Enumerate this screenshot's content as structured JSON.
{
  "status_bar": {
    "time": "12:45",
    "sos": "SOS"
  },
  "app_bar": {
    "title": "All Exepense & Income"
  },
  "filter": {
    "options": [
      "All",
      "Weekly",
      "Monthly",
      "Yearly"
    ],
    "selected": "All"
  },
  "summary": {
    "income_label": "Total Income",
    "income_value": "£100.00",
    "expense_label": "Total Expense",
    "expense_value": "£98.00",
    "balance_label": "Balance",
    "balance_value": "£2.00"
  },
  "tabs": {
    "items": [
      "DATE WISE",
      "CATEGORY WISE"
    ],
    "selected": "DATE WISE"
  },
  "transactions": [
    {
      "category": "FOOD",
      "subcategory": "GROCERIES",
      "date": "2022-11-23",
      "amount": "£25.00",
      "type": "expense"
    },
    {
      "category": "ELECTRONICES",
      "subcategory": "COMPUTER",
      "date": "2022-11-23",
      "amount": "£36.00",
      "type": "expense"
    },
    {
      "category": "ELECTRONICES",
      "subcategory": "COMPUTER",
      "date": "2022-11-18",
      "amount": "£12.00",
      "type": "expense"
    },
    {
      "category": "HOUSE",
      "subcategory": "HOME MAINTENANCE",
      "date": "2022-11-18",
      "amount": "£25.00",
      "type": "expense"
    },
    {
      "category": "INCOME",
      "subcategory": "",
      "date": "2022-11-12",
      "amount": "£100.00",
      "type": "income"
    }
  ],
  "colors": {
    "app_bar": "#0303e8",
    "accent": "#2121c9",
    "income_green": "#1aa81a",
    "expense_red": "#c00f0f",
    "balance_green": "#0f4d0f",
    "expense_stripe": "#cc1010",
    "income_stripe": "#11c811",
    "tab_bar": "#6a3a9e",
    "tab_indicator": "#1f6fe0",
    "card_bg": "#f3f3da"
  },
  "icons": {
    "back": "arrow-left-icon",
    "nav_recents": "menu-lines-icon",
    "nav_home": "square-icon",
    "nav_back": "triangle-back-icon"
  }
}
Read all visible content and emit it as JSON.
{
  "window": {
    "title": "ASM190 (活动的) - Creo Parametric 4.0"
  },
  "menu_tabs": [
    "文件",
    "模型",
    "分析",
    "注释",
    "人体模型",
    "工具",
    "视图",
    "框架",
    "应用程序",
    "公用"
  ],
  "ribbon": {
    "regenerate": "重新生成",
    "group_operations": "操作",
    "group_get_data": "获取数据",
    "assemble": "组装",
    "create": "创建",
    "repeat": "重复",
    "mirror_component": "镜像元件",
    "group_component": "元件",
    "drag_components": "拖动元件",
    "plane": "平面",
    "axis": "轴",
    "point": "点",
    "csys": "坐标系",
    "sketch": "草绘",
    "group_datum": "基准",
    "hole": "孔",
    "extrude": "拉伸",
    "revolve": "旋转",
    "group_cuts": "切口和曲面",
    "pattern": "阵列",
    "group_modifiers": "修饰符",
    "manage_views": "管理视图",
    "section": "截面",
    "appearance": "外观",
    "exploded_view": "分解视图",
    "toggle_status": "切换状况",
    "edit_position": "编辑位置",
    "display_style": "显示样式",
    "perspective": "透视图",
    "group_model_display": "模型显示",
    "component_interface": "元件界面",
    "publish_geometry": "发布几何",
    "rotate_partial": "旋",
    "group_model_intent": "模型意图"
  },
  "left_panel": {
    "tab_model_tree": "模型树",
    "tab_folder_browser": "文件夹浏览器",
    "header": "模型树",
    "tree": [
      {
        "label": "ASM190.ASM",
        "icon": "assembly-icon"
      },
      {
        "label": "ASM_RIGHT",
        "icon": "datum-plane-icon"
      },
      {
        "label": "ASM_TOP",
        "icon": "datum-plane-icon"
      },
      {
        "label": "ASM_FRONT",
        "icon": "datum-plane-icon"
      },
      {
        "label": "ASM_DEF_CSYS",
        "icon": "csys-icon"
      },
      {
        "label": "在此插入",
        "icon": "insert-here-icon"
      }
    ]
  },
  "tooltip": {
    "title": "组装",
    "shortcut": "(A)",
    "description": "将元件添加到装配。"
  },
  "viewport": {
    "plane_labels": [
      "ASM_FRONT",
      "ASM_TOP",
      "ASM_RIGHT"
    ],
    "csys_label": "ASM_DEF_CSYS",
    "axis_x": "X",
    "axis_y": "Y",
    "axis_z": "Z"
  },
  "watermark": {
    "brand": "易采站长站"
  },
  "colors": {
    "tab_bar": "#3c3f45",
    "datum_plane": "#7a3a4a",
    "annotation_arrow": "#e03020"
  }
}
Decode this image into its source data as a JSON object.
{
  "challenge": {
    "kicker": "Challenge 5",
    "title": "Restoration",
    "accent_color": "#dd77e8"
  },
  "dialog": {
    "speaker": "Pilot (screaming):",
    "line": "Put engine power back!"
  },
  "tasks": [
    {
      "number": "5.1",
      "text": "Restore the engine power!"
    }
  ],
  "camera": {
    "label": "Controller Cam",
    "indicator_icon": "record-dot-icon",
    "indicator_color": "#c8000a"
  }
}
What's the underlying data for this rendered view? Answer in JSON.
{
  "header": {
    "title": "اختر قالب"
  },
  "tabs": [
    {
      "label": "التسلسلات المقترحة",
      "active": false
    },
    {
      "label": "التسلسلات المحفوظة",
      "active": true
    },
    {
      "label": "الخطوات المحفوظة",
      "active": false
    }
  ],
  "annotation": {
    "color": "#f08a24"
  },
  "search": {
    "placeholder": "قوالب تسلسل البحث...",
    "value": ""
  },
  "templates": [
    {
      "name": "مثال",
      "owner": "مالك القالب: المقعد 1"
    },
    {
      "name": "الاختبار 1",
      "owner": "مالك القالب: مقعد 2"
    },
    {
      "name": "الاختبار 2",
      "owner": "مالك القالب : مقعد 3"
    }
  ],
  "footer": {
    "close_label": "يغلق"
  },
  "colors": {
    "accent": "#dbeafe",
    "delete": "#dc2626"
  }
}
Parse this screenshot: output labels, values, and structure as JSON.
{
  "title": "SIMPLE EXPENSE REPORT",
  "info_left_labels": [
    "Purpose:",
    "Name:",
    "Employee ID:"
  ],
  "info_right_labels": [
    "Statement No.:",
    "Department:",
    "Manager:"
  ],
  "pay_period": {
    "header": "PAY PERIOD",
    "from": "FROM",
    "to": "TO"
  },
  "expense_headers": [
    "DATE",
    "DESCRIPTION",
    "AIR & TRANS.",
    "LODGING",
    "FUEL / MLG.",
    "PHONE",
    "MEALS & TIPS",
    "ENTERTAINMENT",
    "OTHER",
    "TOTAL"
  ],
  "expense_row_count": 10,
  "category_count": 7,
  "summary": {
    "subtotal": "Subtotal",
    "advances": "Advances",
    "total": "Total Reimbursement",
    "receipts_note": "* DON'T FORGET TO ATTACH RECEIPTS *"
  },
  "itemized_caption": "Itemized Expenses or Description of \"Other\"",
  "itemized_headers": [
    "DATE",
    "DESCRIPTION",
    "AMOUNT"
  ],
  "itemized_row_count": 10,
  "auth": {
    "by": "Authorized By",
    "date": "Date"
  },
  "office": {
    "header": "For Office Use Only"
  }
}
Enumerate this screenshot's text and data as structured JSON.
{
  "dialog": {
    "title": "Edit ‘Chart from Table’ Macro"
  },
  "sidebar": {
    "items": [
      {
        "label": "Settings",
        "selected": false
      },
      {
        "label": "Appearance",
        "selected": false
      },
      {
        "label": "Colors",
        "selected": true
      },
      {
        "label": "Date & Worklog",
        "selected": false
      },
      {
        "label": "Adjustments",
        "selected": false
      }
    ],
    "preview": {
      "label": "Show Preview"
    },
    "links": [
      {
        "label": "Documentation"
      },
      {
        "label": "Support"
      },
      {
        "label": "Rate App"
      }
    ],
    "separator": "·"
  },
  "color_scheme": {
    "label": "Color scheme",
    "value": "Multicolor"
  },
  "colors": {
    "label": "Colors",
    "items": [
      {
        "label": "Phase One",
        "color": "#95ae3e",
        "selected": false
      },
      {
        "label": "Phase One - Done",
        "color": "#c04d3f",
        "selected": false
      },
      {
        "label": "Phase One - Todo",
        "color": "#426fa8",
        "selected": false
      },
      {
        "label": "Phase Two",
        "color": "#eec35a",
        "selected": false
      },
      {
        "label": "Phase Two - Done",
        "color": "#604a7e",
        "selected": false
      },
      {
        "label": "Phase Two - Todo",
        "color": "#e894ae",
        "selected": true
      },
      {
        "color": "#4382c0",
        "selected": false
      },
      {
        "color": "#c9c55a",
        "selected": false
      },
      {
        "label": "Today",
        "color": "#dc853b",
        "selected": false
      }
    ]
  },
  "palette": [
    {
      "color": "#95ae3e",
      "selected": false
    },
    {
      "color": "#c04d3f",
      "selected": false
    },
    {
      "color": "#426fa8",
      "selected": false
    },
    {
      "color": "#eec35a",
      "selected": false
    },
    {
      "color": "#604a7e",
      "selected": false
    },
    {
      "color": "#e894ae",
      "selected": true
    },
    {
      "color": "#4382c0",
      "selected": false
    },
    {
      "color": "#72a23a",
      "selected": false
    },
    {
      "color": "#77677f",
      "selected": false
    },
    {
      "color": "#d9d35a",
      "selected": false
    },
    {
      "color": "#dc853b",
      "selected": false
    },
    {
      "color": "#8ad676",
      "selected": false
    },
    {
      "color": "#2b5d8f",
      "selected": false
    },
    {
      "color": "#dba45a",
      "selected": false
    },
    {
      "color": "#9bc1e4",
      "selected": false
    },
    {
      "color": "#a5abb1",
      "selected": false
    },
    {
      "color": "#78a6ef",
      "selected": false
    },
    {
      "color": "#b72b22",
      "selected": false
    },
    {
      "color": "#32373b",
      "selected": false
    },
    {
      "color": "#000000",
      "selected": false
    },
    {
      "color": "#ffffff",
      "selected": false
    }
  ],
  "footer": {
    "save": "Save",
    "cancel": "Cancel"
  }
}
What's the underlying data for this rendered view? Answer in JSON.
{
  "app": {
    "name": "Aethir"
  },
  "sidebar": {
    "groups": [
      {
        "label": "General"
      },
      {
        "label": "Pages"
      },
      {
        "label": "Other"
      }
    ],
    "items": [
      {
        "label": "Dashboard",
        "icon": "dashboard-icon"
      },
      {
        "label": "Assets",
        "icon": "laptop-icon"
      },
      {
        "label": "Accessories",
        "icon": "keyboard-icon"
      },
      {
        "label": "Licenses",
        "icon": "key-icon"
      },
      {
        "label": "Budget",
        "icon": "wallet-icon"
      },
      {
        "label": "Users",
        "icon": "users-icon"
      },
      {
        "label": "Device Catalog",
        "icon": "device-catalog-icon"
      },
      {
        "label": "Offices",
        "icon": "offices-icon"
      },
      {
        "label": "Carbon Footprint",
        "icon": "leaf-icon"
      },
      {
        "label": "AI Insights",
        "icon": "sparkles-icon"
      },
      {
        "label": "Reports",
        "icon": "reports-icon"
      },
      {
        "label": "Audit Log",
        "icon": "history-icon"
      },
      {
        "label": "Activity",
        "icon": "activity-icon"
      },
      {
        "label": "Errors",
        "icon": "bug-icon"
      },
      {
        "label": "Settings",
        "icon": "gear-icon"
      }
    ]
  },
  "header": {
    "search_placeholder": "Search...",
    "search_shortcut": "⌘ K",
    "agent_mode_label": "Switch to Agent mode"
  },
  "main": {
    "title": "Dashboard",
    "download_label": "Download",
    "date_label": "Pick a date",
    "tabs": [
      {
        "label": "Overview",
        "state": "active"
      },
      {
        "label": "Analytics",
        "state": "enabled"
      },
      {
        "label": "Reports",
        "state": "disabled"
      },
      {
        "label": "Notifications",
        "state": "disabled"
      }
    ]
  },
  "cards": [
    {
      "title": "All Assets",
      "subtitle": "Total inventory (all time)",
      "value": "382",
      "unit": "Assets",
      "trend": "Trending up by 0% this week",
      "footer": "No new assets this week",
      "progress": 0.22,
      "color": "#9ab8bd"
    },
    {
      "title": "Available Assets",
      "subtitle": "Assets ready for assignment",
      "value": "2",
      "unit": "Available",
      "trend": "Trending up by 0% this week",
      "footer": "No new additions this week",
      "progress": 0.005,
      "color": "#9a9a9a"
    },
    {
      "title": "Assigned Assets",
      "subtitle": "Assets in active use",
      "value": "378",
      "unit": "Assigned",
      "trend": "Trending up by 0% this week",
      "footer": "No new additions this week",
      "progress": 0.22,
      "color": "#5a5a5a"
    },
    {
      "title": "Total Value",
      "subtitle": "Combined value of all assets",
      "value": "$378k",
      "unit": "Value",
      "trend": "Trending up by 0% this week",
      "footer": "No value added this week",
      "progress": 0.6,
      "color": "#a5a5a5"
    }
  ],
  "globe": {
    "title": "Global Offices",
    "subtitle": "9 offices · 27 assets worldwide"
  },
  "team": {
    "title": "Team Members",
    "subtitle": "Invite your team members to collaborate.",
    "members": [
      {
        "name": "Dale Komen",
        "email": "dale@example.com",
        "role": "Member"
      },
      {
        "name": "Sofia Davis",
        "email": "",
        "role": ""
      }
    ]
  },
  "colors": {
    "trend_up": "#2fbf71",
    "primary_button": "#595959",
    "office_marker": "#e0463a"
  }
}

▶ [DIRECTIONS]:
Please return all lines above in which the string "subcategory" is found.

▶ [REPLY]:
      "subcategory": "GROCERIES",
      "subcategory": "COMPUTER",
      "subcategory": "COMPUTER",
      "subcategory": "HOME MAINTENANCE",
      "subcategory": "",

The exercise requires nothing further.